The Easter fire is on a par with veneration on Good Friday and the reservation of the Eucharist on Holy Thursday, as a consideration for the liturgical year and how it impacts a building’s design:
§ 84 § In some circumstances parishes may be able to create a permanent place for lighting the Easter fire. In others, the rite may be conducted in the gathering area immediately outside the church. While safety is always an important consideration, a flame to “dispel the darkness and light up the night” is needed to achieve the full symbolism of the fire.”* In climates and circumstances where weather precludes lighting the fire outdoors, a more limited fire can be enkindled indoors with the proper accommodations for ventilation, for heat and smoke detectors, for local fire regulations, and for surrounding the space with non-combustible materials.
The note from the CDWDS’s Circular Letter Concerning the Preparation and Celebration of the Easter Feasts, no. 82: “Insofar as possible, a suitable place should be prepared outside the church for the blessing of the new fire, whose flames should be such that they genuinely dispel the darkness and light up the night.”
One pastor I knew was satisfied with an alcohol fire at the Church entrance. It wasn’t until the ntext pastor was assigned that I could budge that “tradition.” One parish I visited had a bronze “container/sculpture” that housed the wood for the Easter fire. It was placed on the edge of a courtyard outside the church. For a once-a-year event? a priest asked me. Yes. Even for just once a year–it’s that important.

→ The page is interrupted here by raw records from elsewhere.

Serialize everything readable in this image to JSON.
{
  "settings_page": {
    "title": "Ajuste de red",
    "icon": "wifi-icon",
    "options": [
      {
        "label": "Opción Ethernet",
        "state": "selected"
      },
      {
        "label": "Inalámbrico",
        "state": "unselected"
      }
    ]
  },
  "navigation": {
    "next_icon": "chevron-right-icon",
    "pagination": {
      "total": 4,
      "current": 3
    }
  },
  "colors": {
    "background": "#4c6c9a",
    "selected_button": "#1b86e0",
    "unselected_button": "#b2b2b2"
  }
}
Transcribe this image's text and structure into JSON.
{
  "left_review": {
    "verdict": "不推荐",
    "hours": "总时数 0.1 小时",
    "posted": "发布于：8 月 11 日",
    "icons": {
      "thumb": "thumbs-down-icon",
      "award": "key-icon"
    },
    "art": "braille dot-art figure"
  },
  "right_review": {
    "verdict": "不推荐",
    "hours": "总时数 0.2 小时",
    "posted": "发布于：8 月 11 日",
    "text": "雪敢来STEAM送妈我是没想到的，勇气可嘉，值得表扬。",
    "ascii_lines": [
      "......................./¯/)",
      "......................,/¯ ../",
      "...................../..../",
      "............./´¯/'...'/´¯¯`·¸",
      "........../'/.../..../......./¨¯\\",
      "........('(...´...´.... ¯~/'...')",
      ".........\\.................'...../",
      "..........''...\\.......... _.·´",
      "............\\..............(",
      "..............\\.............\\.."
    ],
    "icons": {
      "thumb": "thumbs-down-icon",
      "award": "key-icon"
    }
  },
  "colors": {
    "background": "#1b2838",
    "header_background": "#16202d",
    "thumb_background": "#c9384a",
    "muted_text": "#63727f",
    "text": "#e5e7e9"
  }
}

All texts from Built of Living Stones are copyright © 2000, United States Conference of Catholic Bishops, Inc. All rights reserved. Used with permission.